RECORDS FOR THIS EXERCISE.
++++++++++

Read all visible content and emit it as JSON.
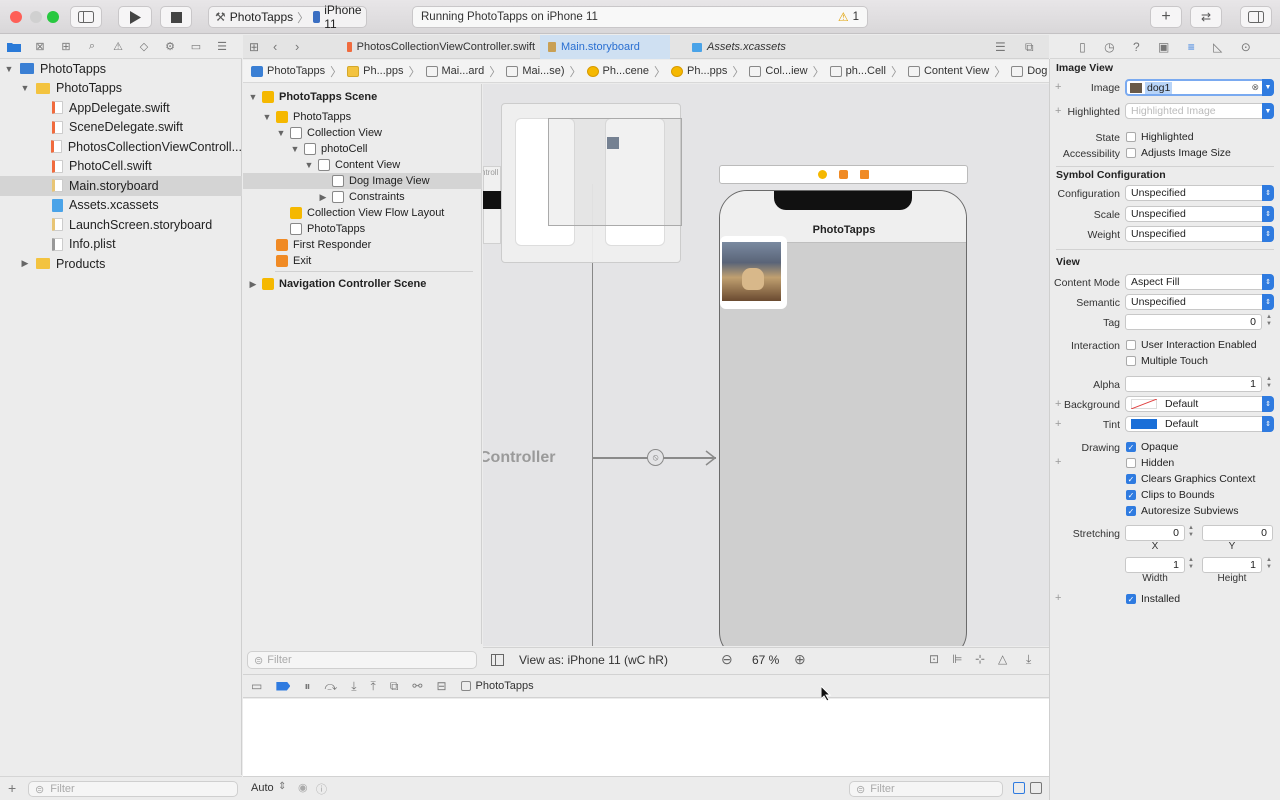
{
  "titlebar": {
    "scheme_project": "PhotoTapps",
    "scheme_device": "iPhone 11",
    "activity": "Running PhotoTapps on iPhone 11",
    "warning_count": "1"
  },
  "navigator": {
    "items": [
      {
        "label": "PhotoTapps",
        "level": 0,
        "kind": "project",
        "expanded": true
      },
      {
        "label": "PhotoTapps",
        "level": 1,
        "kind": "folder",
        "expanded": true
      },
      {
        "label": "AppDelegate.swift",
        "level": 2,
        "kind": "swift"
      },
      {
        "label": "SceneDelegate.swift",
        "level": 2,
        "kind": "swift"
      },
      {
        "label": "PhotosCollectionViewControll...",
        "level": 2,
        "kind": "swift"
      },
      {
        "label": "PhotoCell.swift",
        "level": 2,
        "kind": "swift"
      },
      {
        "label": "Main.storyboard",
        "level": 2,
        "kind": "storyboard",
        "selected": true
      },
      {
        "label": "Assets.xcassets",
        "level": 2,
        "kind": "assets"
      },
      {
        "label": "LaunchScreen.storyboard",
        "level": 2,
        "kind": "storyboard"
      },
      {
        "label": "Info.plist",
        "level": 2,
        "kind": "plist"
      },
      {
        "label": "Products",
        "level": 1,
        "kind": "folder",
        "expanded": false
      }
    ],
    "filter_placeholder": "Filter"
  },
  "tabs": [
    {
      "label": "PhotosCollectionViewController.swift",
      "active": false
    },
    {
      "label": "Main.storyboard",
      "active": true
    },
    {
      "label": "Assets.xcassets",
      "active": false
    }
  ],
  "jumpbar": [
    "PhotoTapps",
    "Ph...pps",
    "Mai...ard",
    "Mai...se)",
    "Ph...cene",
    "Ph...pps",
    "Col...iew",
    "ph...Cell",
    "Content View",
    "Dog Image View"
  ],
  "outline": {
    "items": [
      {
        "label": "PhotoTapps Scene",
        "level": 0,
        "bold": true,
        "disc": "▼"
      },
      {
        "label": "PhotoTapps",
        "level": 1,
        "disc": "▼"
      },
      {
        "label": "Collection View",
        "level": 2,
        "disc": "▼"
      },
      {
        "label": "photoCell",
        "level": 3,
        "disc": "▼"
      },
      {
        "label": "Content View",
        "level": 4,
        "disc": "▼"
      },
      {
        "label": "Dog Image View",
        "level": 5,
        "disc": "",
        "selected": true
      },
      {
        "label": "Constraints",
        "level": 5,
        "disc": "▶"
      },
      {
        "label": "Collection View Flow Layout",
        "level": 2,
        "disc": ""
      },
      {
        "label": "PhotoTapps",
        "level": 2,
        "disc": ""
      },
      {
        "label": "First Responder",
        "level": 1,
        "disc": ""
      },
      {
        "label": "Exit",
        "level": 1,
        "disc": ""
      },
      {
        "label": "Navigation Controller Scene",
        "level": 0,
        "bold": true,
        "disc": "▶"
      }
    ],
    "filter_placeholder": "Filter"
  },
  "canvas": {
    "controller_label": "Controller",
    "nav_title": "PhotoTapps",
    "view_as": "View as: iPhone 11 (wC hR)",
    "zoom": "67 %"
  },
  "debug": {
    "target": "PhotoTapps",
    "auto_label": "Auto",
    "filter_placeholder": "Filter"
  },
  "inspector": {
    "image_view_title": "Image View",
    "image_label": "Image",
    "image_value": "dog1",
    "highlighted_label": "Highlighted",
    "highlighted_placeholder": "Highlighted Image",
    "state_label": "State",
    "state_value": "Highlighted",
    "accessibility_label": "Accessibility",
    "accessibility_value": "Adjusts Image Size",
    "symbol_title": "Symbol Configuration",
    "configuration_label": "Configuration",
    "configuration_value": "Unspecified",
    "scale_label": "Scale",
    "scale_value": "Unspecified",
    "weight_label": "Weight",
    "weight_value": "Unspecified",
    "view_title": "View",
    "content_mode_label": "Content Mode",
    "content_mode_value": "Aspect Fill",
    "semantic_label": "Semantic",
    "semantic_value": "Unspecified",
    "tag_label": "Tag",
    "tag_value": "0",
    "interaction_label": "Interaction",
    "user_interaction": "User Interaction Enabled",
    "multiple_touch": "Multiple Touch",
    "alpha_label": "Alpha",
    "alpha_value": "1",
    "background_label": "Background",
    "background_value": "Default",
    "tint_label": "Tint",
    "tint_value": "Default",
    "drawing_label": "Drawing",
    "opaque": "Opaque",
    "hidden": "Hidden",
    "clears_graphics": "Clears Graphics Context",
    "clips_bounds": "Clips to Bounds",
    "autoresize": "Autoresize Subviews",
    "stretching_label": "Stretching",
    "stretch_x": "0",
    "stretch_y": "0",
    "x_label": "X",
    "y_label": "Y",
    "stretch_w": "1",
    "stretch_h": "1",
    "width_label": "Width",
    "height_label": "Height",
    "installed": "Installed"
  },
  "colors": {
    "accent": "#2f7be0",
    "selection": "#d4d4d4",
    "tint_swatch": "#1a6fd8"
  }
}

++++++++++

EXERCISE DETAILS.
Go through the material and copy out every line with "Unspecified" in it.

OUTPUT FOR THIS TASK.
    "configuration_value": "Unspecified",
    "scale_value": "Unspecified",
    "weight_value": "Unspecified",
    "semantic_value": "Unspecified",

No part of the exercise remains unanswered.